Earlier I wrote about a program implementing the algorithm for the Dragon fractal. Lest it appear that this is really complicated, I wanted to give some information about the process.
You can do this very easily with straw paper or a long piece of thin paper. Of course, paper will keep the iterations very low since a limited number of folds are possible. If you start with the paper flat, then fold right, then fold right, then fold right… then begin unfolding half at a time, you will generate the pattern. That’s one of the fun things about this pattern. It folds in on itself.
Folding left repeatedly would generate the same thing, only in reverse rotation.
If you tried to get down to the actual turns (based on right rotation) in the paper, you would find an interesting pattern:
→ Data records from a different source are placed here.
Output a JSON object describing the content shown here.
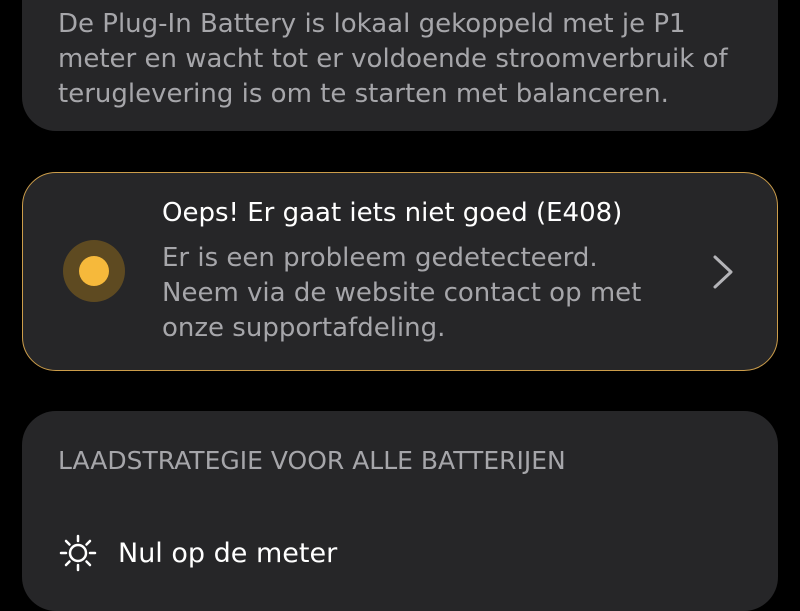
{
  "battery_info": {
    "text": "De Plug-In Battery is lokaal gekoppeld met je P1 meter en wacht tot er voldoende stroomverbruik of teruglevering is om te starten met balanceren."
  },
  "alert": {
    "title": "Oeps! Er gaat iets niet goed (E408)",
    "body": "Er is een probleem gedetecteerd. Neem via de website contact op met onze supportafdeling.",
    "status_color": "#f6b93b",
    "border_color": "#cc9d4a",
    "icon": "chevron-right-icon"
  },
  "strategy": {
    "title": "LAADSTRATEGIE VOOR ALLE BATTERIJEN",
    "option_label": "Nul op de meter",
    "option_icon": "sun-icon"
  }
}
- starting paper
- paper with bend to the right in the middle (R)
- paper with two right bends and a left bend. (RRL)
- paper with two right bends and a left bend, followed by two more right bends and two left bends. (RRLRRLL)
The pattern that appears for each iteration amounts to the following:
- perform all the turns of the previous iteration.
- perform a RIGHT turn.
- perform all the turns of the previous iteration in reverse order, replacing LEFT with RIGHT and RIGHT with LEFT.
It is not overly complicated, but yields interesting results.